A pre-term camp has taught a group of Grade 9 Vision AfriKa learners to understand the value of planning in order to achieve their life goals – and to have more faith in themselves.
The theme of the three-day camp, which took place at the end of January at the KanonKop wine farm in Stellenbosch, was ‘life mapping’.
The aim was to help students see the value of charting a clear path through their lives in order to provide them with sufficient direction to achieve their dreams.
A further goal was to create a team-building event that would assist the students and programme facilitators in getting to know each other on a more personal level so as to enhance trust.
After arriving at the big hall on the Friday evening, the first task was to discuss the agenda and jointly set up a list of ground rules and code of conduct.
The group was subsequently divided into four teams, which all competed with each other in a series of traditional ‘Boeresport’ games such as three-legged, sack and egg-and-spoon races as well as bobbing for apples.
Everyone was then invited to participate in a hot supper, but the teams again had to compete with each other for the food that they most wanted to eat to further encourage team-building between members.
Next day, all of the learners took part in small group sessions to discuss the camp’s key theme of ‘life mapping’ and goal-setting under six key headings:
1. Dreams – everyone has them
2. Potential – each student has the potential to become anything they want to be
3. Responsibility – every learner has to take responsibility for fulfilling their own dreams
4. Targets – they need to be set if individuals are to achieve their short- or long-term goals
5. Obstacles – some will inevitably come along to deflect you off course
6. Support – what Vision AfriKa is there for.
On the final day, an emotional discussion took place about some of the main challenges that the learners faced in their everyday lives, which were holding them back from reaching their full potential.
These issues included low self-esteem, peer pressure, alcohol abuse and inadequate financial support.
But many of the students also said that the camp had helped them to have more faith in themselves and their abilities, not least because they had been chosen out of lots of others to take part in the Vision AfriKa programme.

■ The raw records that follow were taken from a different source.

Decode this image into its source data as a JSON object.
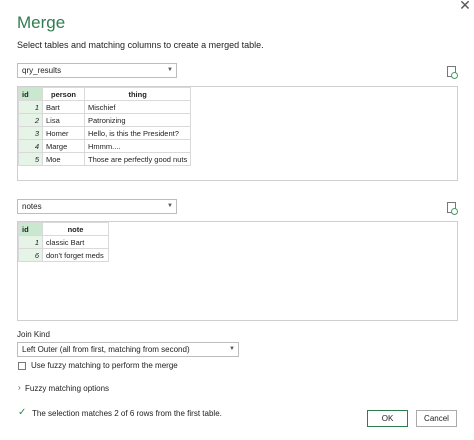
{
  "dialog": {
    "title": "Merge",
    "subtitle": "Select tables and matching columns to create a merged table."
  },
  "table1": {
    "selected": "qry_results",
    "columns": [
      "id",
      "person",
      "thing"
    ],
    "rows": [
      [
        "1",
        "Bart",
        "Mischief"
      ],
      [
        "2",
        "Lisa",
        "Patronizing"
      ],
      [
        "3",
        "Homer",
        "Hello, is this the President?"
      ],
      [
        "4",
        "Marge",
        "Hmmm...."
      ],
      [
        "5",
        "Moe",
        "Those are perfectly good nuts"
      ]
    ]
  },
  "table2": {
    "selected": "notes",
    "columns": [
      "id",
      "note"
    ],
    "rows": [
      [
        "1",
        "classic Bart"
      ],
      [
        "6",
        "don't forget meds"
      ]
    ]
  },
  "join": {
    "label": "Join Kind",
    "selected": "Left Outer (all from first, matching from second)"
  },
  "fuzzy": {
    "checkbox_label": "Use fuzzy matching to perform the merge",
    "options_label": "Fuzzy matching options"
  },
  "status": {
    "message": "The selection matches 2 of 6 rows from the first table."
  },
  "buttons": {
    "ok": "OK",
    "cancel": "Cancel"
  },
  "icons": {
    "close": "close-icon",
    "file": "file-icon",
    "check": "check-icon",
    "chevron": "chevron-right-icon",
    "caret": "chevron-down-icon"
  },
  "colors": {
    "accent": "#2f7d4f",
    "id_header": "#c9e8cf",
    "id_cell": "#e6f4e8"
  }
}
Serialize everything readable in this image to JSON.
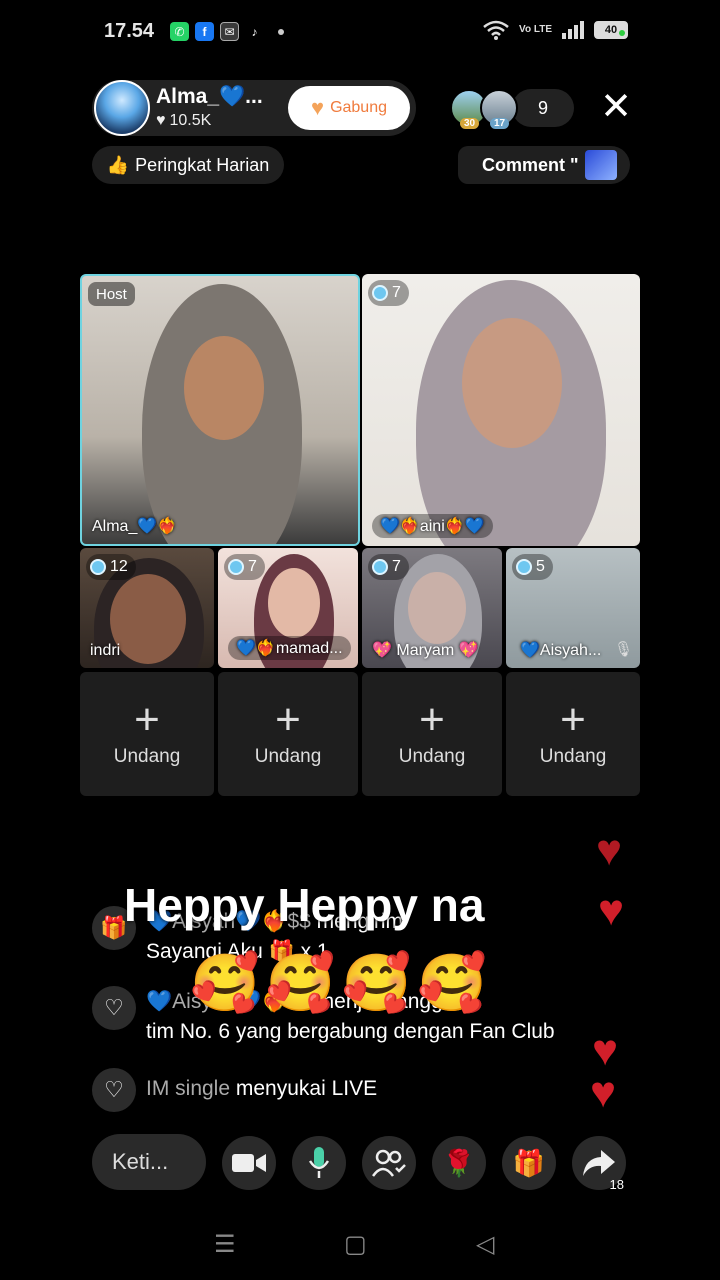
{
  "status_bar": {
    "time": "17.54",
    "apps": [
      "whatsapp-icon",
      "facebook-icon",
      "mail-icon",
      "tiktok-icon"
    ],
    "battery": "40",
    "network": "Vo LTE"
  },
  "host": {
    "name": "Alma_💙...",
    "likes": "10.5K",
    "join_label": "Gabung"
  },
  "viewers": {
    "badges": [
      "30",
      "17"
    ],
    "count": "9"
  },
  "daily_rank_label": "Peringkat Harian",
  "comment_label": "Comment \"",
  "main_tiles": [
    {
      "tag": "Host",
      "name": "Alma_💙❤️‍🔥"
    },
    {
      "tag": "7",
      "name": "💙❤️‍🔥aini❤️‍🔥💙"
    }
  ],
  "small_tiles": [
    {
      "tag": "12",
      "name": "indri"
    },
    {
      "tag": "7",
      "name": "💙❤️‍🔥mamad..."
    },
    {
      "tag": "7",
      "name": "💖 Maryam 💖"
    },
    {
      "tag": "5",
      "name": "💙Aisyah..."
    }
  ],
  "invite_slots": [
    "Undang",
    "Undang",
    "Undang",
    "Undang"
  ],
  "overlay_text": "Heppy Heppy na",
  "overlay_emojis": "🥰🥰🥰🥰",
  "chat": [
    {
      "line1_dim": "💙Aisyah💙❤️‍🔥$$",
      "line1": " mengirim",
      "line2": "Sayangi Aku 🎁 x 1"
    },
    {
      "line1_dim": "💙Aisyah💙❤️‍🔥$$",
      "line1": " menjadi anggota",
      "line2": "tim No. 6 yang bergabung dengan Fan Club"
    },
    {
      "line1_dim": "IM single",
      "line1": " menyukai LIVE"
    }
  ],
  "toolbar": {
    "type_placeholder": "Keti...",
    "share_count": "18"
  }
}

They likewise added that they had gained a much better understanding of the support that Vision AfriKa was able to give them and to trust that the organisation had their best interests at heart.